Sid is Sid Vicious, notorious bassist of the Sex Pistols. There are several instances in the film where the band is playing and Sid is either disinterested, unprepared or both. It is evident he is a celebrity because of his fashion and attitude; such is the makeup of punk. Sid meets Nancy Spungen, an American groupie, through a mutual friend. The two become attached instantly and become further removed from any distraction other than drug use, which founds their demise.
Sid and Nancy are mythologized icons of contemporary romantic tragedy—they are Romeo and Juliet incarnated as punks. Their celebrity affords them amenities which they display no desire for. Several scenes, even, juxtapose the two with emblems of wealth, which they seem disinterested in. A redemptive opportunity given to Sid later in the film (an agent offers twenty thousand for three shows), and it is quickly blown. The pair is heedlessly joined, and they are too committed to overlook the nihilistic attachment that encumbers them.
There is an action at the beginning of the film which distinctly and harrowingly foreshadows the death of 90s rock icon Kurt Cobain: Courtney Love plays Nancy’s friend Gretchen, and she is seen screaming as a bodybag is strolled past her. The action secures Sid & Nancy’s mythological warning. (The documentary Kurt & Courtney thematically mimics this film with more than its title.)
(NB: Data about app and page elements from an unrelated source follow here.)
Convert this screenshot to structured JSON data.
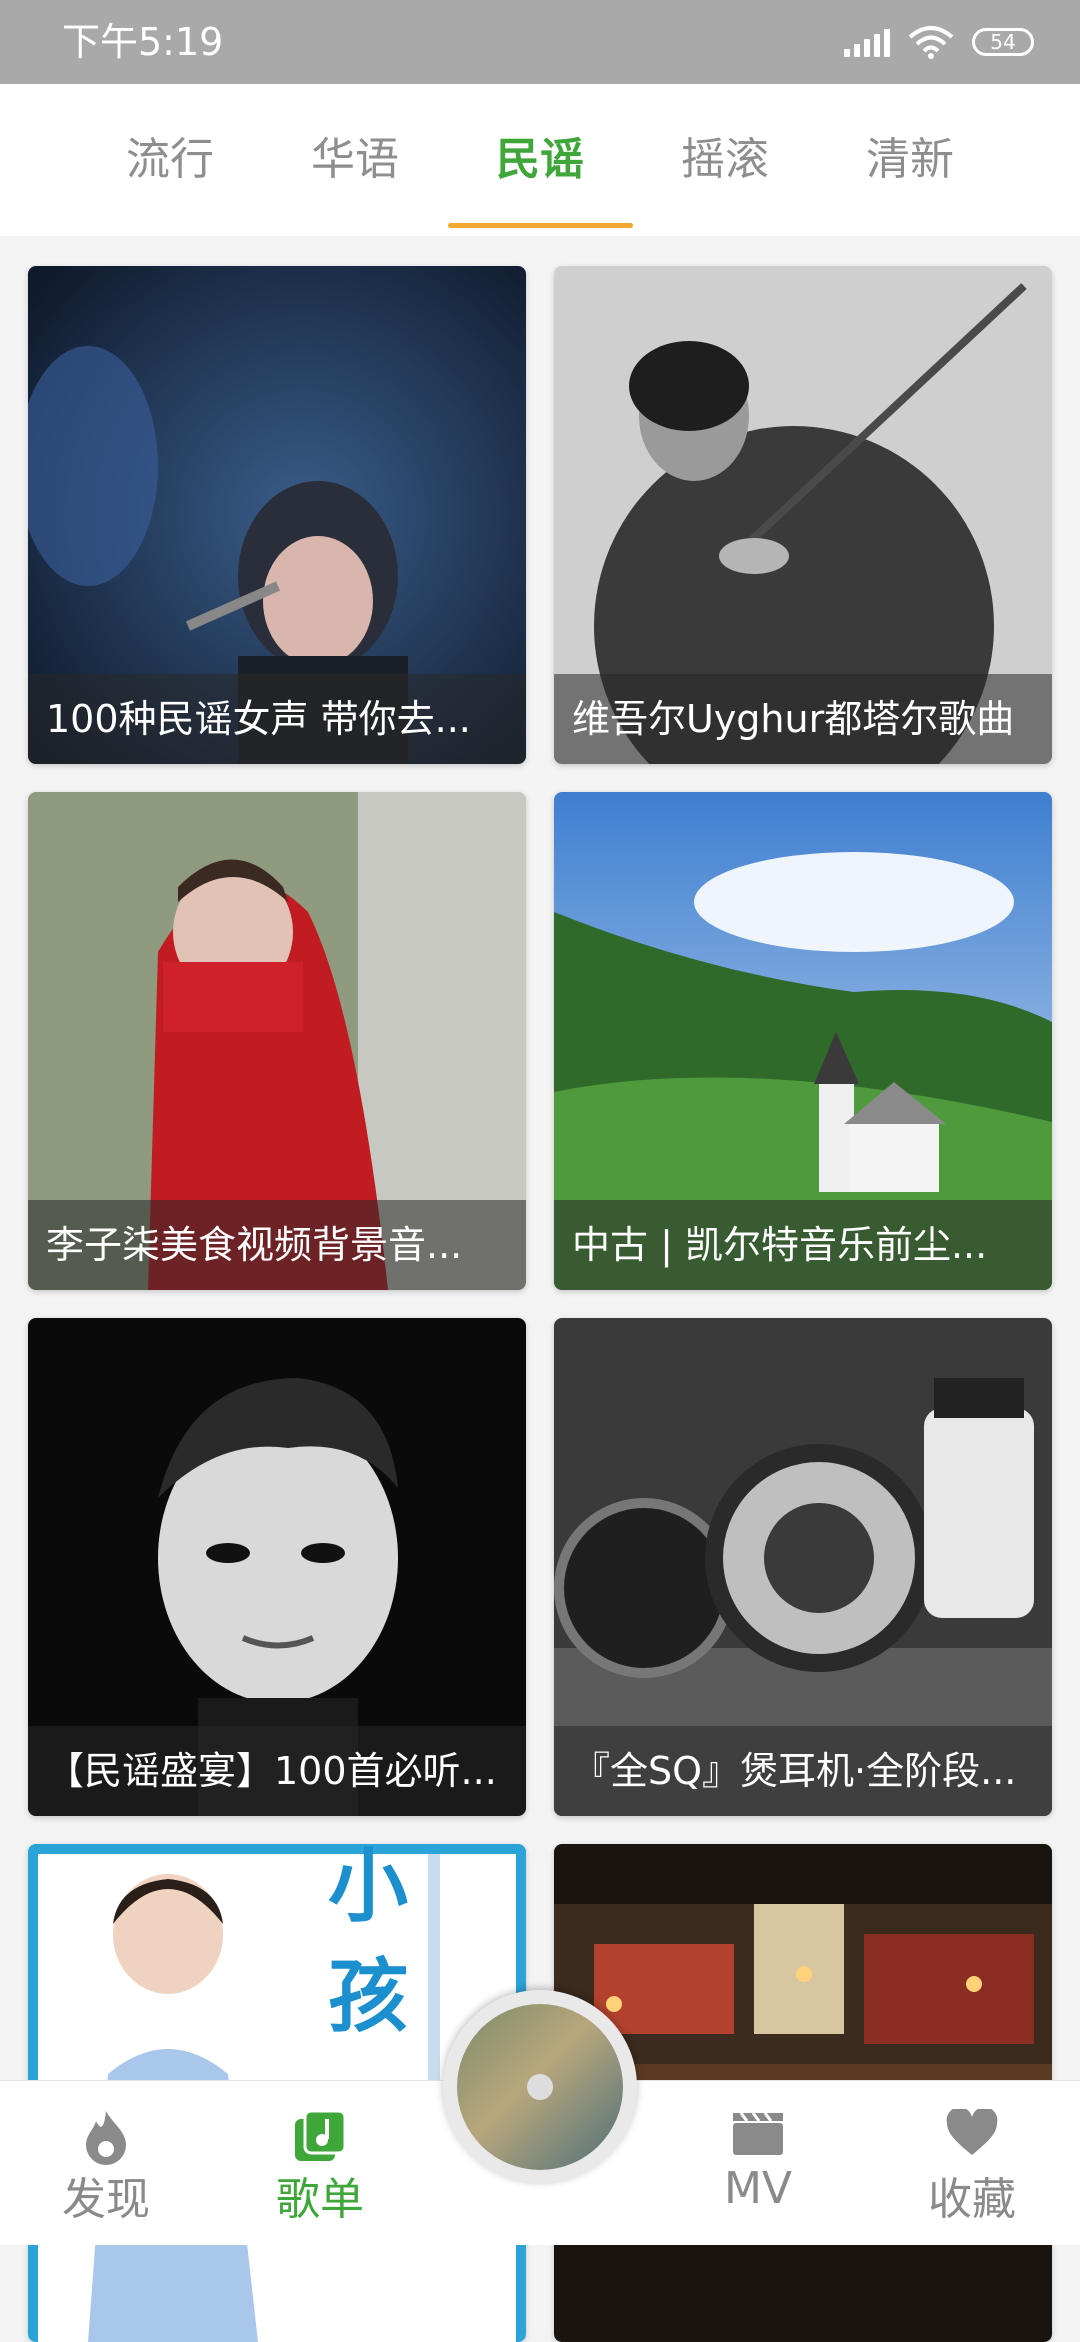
{
  "status_bar": {
    "time": "下午5:19",
    "battery": "54"
  },
  "tabs": [
    {
      "label": "流行"
    },
    {
      "label": "华语"
    },
    {
      "label": "民谣",
      "active": true
    },
    {
      "label": "摇滚"
    },
    {
      "label": "清新"
    }
  ],
  "playlists": [
    {
      "title": "100种民谣女声 带你去..."
    },
    {
      "title": "维吾尔Uyghur都塔尔歌曲"
    },
    {
      "title": "李子柒美食视频背景音..."
    },
    {
      "title": "中古 | 凯尔特音乐前尘..."
    },
    {
      "title": "【民谣盛宴】100首必听..."
    },
    {
      "title": "『全SQ』煲耳机·全阶段..."
    },
    {
      "title": ""
    },
    {
      "title": ""
    }
  ],
  "artwork_text": {
    "card7": "小孩"
  },
  "bottom_nav": [
    {
      "label": "发现",
      "icon": "flame-icon"
    },
    {
      "label": "歌单",
      "icon": "music-note-icon",
      "active": true
    },
    {
      "label": "MV",
      "icon": "clapper-icon"
    },
    {
      "label": "收藏",
      "icon": "heart-icon"
    }
  ],
  "colors": {
    "accent": "#3fa63a",
    "tab_indicator": "#f2a72e",
    "status_bar": "#a9a9a9"
  }
}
Much in the same way as the forces at the helm of Romeo and Juliet, the film is divided between two operative powers (this theme is keenly mirrored in the couple’s nationalities): the first half of the film is in Britain depicting Sid’s introduction to Nancy and to heroin; the final half of the film follows the Sex Pistols’ American tour. The punk movement is largely isolated to Britain, and the band’s presence in America is seen as some sort of radical exhibition. At a show in Texas, cowboy hats strew the audience. This is not the same crowd that bought their fame.
At the point the final act of the film ensues – which occurs entirely in one hotel room – Sid has been abandoned by the Sex Pistols, and the two interact with few outside of their fellow addicts—in regard to whom Nancy acknowledges, “All my friends are dead.”
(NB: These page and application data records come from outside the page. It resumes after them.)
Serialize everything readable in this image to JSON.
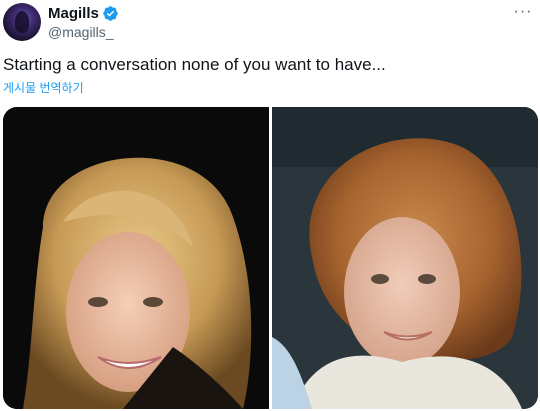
{
  "tweet": {
    "author": {
      "display_name": "Magills",
      "handle": "@magills_",
      "verified": true,
      "verified_color": "#1d9bf0"
    },
    "more_label": "···",
    "text": "Starting a conversation none of you want to have...",
    "translate_label": "게시물 번역하기",
    "media": [
      {
        "icon": "photo",
        "description_name": "photo-left"
      },
      {
        "icon": "photo",
        "description_name": "photo-right"
      }
    ]
  },
  "colors": {
    "link": "#1d9bf0",
    "secondary_text": "#536471",
    "primary_text": "#0f1419"
  }
}
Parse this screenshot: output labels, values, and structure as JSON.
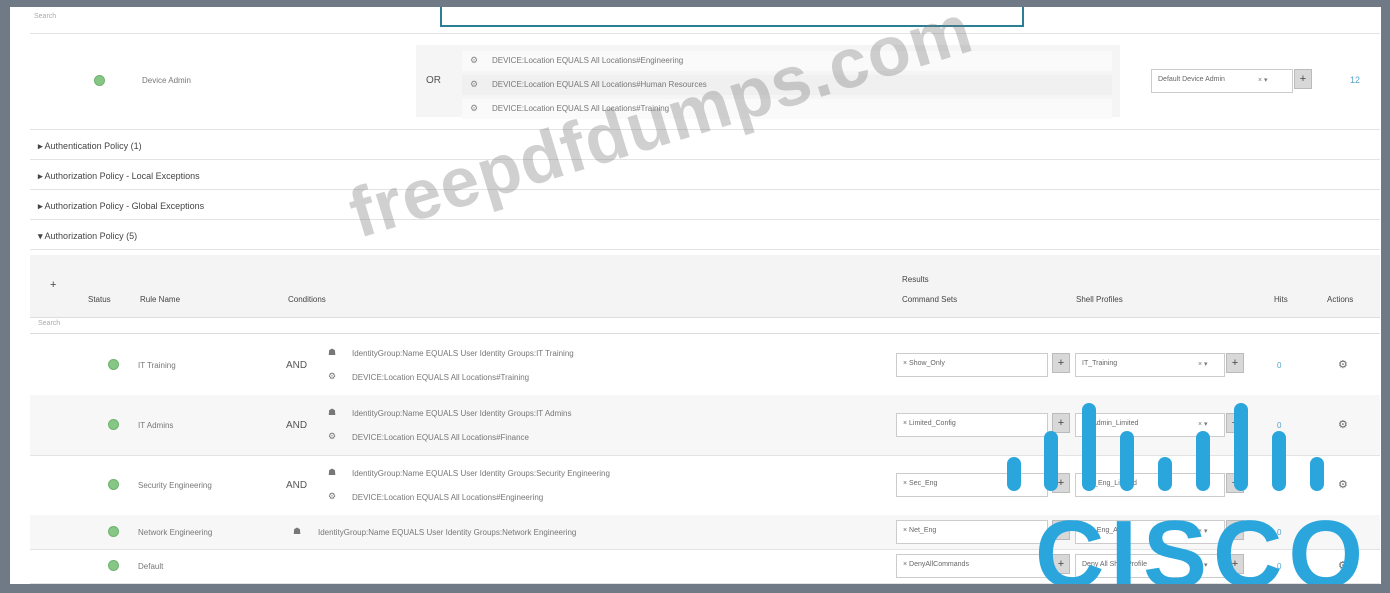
{
  "top_search": {
    "placeholder": "Search"
  },
  "device_admin": {
    "name": "Device Admin",
    "operator": "OR",
    "conditions": [
      "DEVICE:Location  EQUALS  All Locations#Engineering",
      "DEVICE:Location  EQUALS  All Locations#Human Resources",
      "DEVICE:Location  EQUALS  All Locations#Training"
    ],
    "protocol": "Default Device Admin",
    "hits": "12"
  },
  "sections": [
    "Authentication Policy (1)",
    "Authorization Policy - Local Exceptions",
    "Authorization Policy - Global Exceptions",
    "Authorization Policy (5)"
  ],
  "table": {
    "add": "+",
    "results_label": "Results",
    "headers": {
      "status": "Status",
      "rule_name": "Rule Name",
      "conditions": "Conditions",
      "command_sets": "Command Sets",
      "shell_profiles": "Shell Profiles",
      "hits": "Hits",
      "actions": "Actions"
    },
    "search_placeholder": "Search",
    "rows": [
      {
        "name": "IT Training",
        "operator": "AND",
        "conditions": [
          "IdentityGroup:Name  EQUALS  User Identity Groups:IT Training",
          "DEVICE:Location  EQUALS  All Locations#Training"
        ],
        "command_set": "× Show_Only",
        "shell_profile": "IT_Training",
        "hits": "0"
      },
      {
        "name": "IT Admins",
        "operator": "AND",
        "conditions": [
          "IdentityGroup:Name  EQUALS  User Identity Groups:IT Admins",
          "DEVICE:Location  EQUALS  All Locations#Finance"
        ],
        "command_set": "× Limited_Config",
        "shell_profile": "IT_Admin_Limited",
        "hits": "0"
      },
      {
        "name": "Security Engineering",
        "operator": "AND",
        "conditions": [
          "IdentityGroup:Name  EQUALS  User Identity Groups:Security Engineering",
          "DEVICE:Location  EQUALS  All Locations#Engineering"
        ],
        "command_set": "× Sec_Eng",
        "shell_profile": "Sec_Eng_Limited",
        "hits": "0"
      },
      {
        "name": "Network Engineering",
        "operator": "",
        "conditions": [
          "IdentityGroup:Name  EQUALS  User Identity Groups:Network Engineering"
        ],
        "command_set": "× Net_Eng",
        "shell_profile": "Net_Eng_All",
        "hits": "0"
      },
      {
        "name": "Default",
        "operator": "",
        "conditions": [],
        "command_set": "× DenyAllCommands",
        "shell_profile": "Deny All Shell Profile",
        "hits": "0"
      }
    ]
  },
  "watermark": "freepdfdumps.com",
  "logo": "CISCO",
  "colors": {
    "status_green": "#86c786",
    "accent_teal": "#2a7f95",
    "cisco_blue": "#2ba6dd"
  }
}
It is clear by this action that the couple’s fate was secured with their first meeting, and furthermore, the couple realizes their codependence and the nearing of their end. Frustrated, broke, addicted, and depressed, Nancy asks: “If I asked you to kill me, would you?” “I couldn’t live without ya,” Sid beacons. There is a fatal attachment between these lovers.
Brief and disjointed visions of reality recur throughout the film, as when, in a hotel room (the setting, anonymously frequent, is different with each passage), Sid tosses a lit cigarette into some nearby rubbish. The room is set aflame, and the couple watches with uninspired fascination. Sid lights another cigarette, and humorously tosses the lit match in the enveloping fire beside them.
The film employs these moments of surrealism to relay either the dissolving and momentary sobriety of the couple or their increasing distance from potential redemption. These moments gather frequency and culminate in the ending, involving Sid dancing with three kids and a boombox (the device plays hip-hop; the action suggests the end of one music scene and the introduction of another). Sid & Nancy’s final moments are quietly and appropriately poetic.
These are characters who announce their abandon of authoritative repression. As empty as their ideas may be, there is a tying and tragic underline to their desperate cry for infamy: the threat of cynicism will poison the idealism of their youth. Live fast die young and leave a good-looking corpse. The ill-fated couple, here, were but two casualties.